=== Assigned task ===
Each entry should be returned exactly as written, with no pictures carried over.

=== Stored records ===

>>>>>

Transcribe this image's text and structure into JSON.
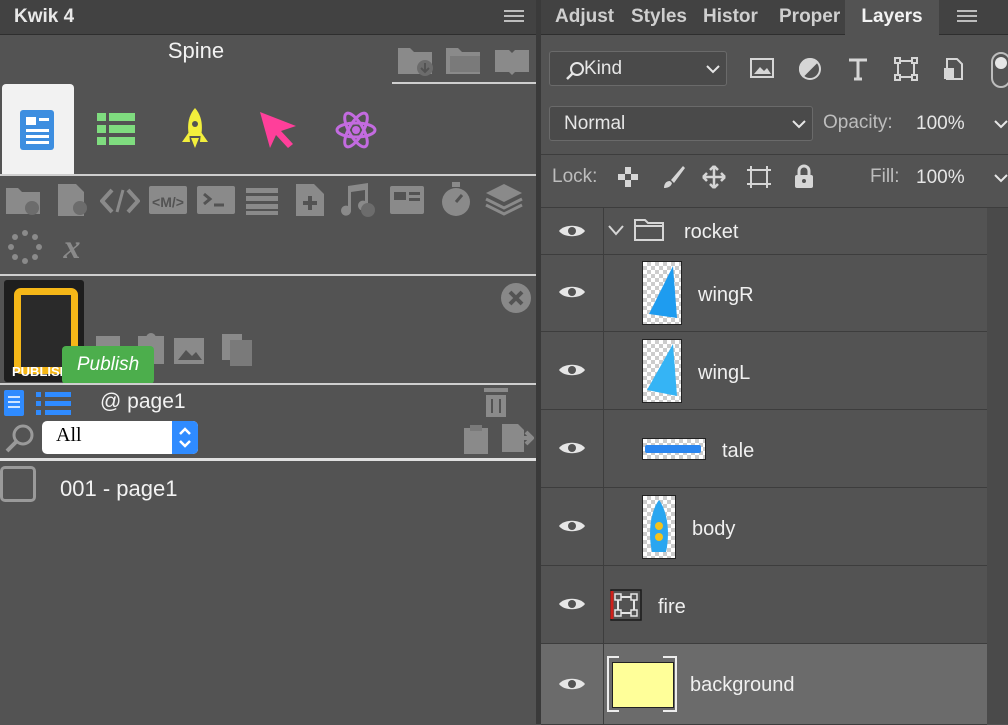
{
  "left_panel": {
    "tab_title": "Kwik 4",
    "spine_label": "Spine",
    "publish_icon_label": "PUBLISH",
    "publish_tooltip": "Publish",
    "page_label": "@ page1",
    "filter_select": {
      "value": "All"
    },
    "pages": [
      {
        "label": "001 - page1"
      }
    ]
  },
  "right_panel": {
    "tabs": [
      "Adjust",
      "Styles",
      "Histor",
      "Proper",
      "Layers"
    ],
    "active_tab": "Layers",
    "kind_filter": "Kind",
    "blend_mode": "Normal",
    "opacity_label": "Opacity:",
    "opacity_value": "100%",
    "lock_label": "Lock:",
    "fill_label": "Fill:",
    "fill_value": "100%",
    "layers": [
      {
        "name": "rocket",
        "type": "group",
        "expanded": true
      },
      {
        "name": "wingR",
        "type": "image"
      },
      {
        "name": "wingL",
        "type": "image"
      },
      {
        "name": "tale",
        "type": "image"
      },
      {
        "name": "body",
        "type": "image"
      },
      {
        "name": "fire",
        "type": "transform"
      },
      {
        "name": "background",
        "type": "solid",
        "color": "#ffff99",
        "selected": true
      }
    ]
  },
  "colors": {
    "panel_bg": "#535353",
    "tab_bg": "#424242",
    "publish_green": "#4cae4c",
    "accent_blue": "#2f8bff",
    "selected_row": "#6b6b6b"
  }
}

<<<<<

=== Answer ===
Transcribe this image's text and structure into JSON.
{
  "left_panel": {
    "tab_title": "Kwik 4",
    "spine_label": "Spine",
    "publish_icon_label": "PUBLISH",
    "publish_tooltip": "Publish",
    "page_label": "@ page1",
    "filter_select": {
      "value": "All"
    },
    "pages": [
      {
        "label": "001 - page1"
      }
    ]
  },
  "right_panel": {
    "tabs": [
      "Adjust",
      "Styles",
      "Histor",
      "Proper",
      "Layers"
    ],
    "active_tab": "Layers",
    "kind_filter": "Kind",
    "blend_mode": "Normal",
    "opacity_label": "Opacity:",
    "opacity_value": "100%",
    "lock_label": "Lock:",
    "fill_label": "Fill:",
    "fill_value": "100%",
    "layers": [
      {
        "name": "rocket",
        "type": "group",
        "expanded": true
      },
      {
        "name": "wingR",
        "type": "image"
      },
      {
        "name": "wingL",
        "type": "image"
      },
      {
        "name": "tale",
        "type": "image"
      },
      {
        "name": "body",
        "type": "image"
      },
      {
        "name": "fire",
        "type": "transform"
      },
      {
        "name": "background",
        "type": "solid",
        "color": "#ffff99",
        "selected": true
      }
    ]
  },
  "colors": {
    "panel_bg": "#535353",
    "tab_bg": "#424242",
    "publish_green": "#4cae4c",
    "accent_blue": "#2f8bff",
    "selected_row": "#6b6b6b"
  }
}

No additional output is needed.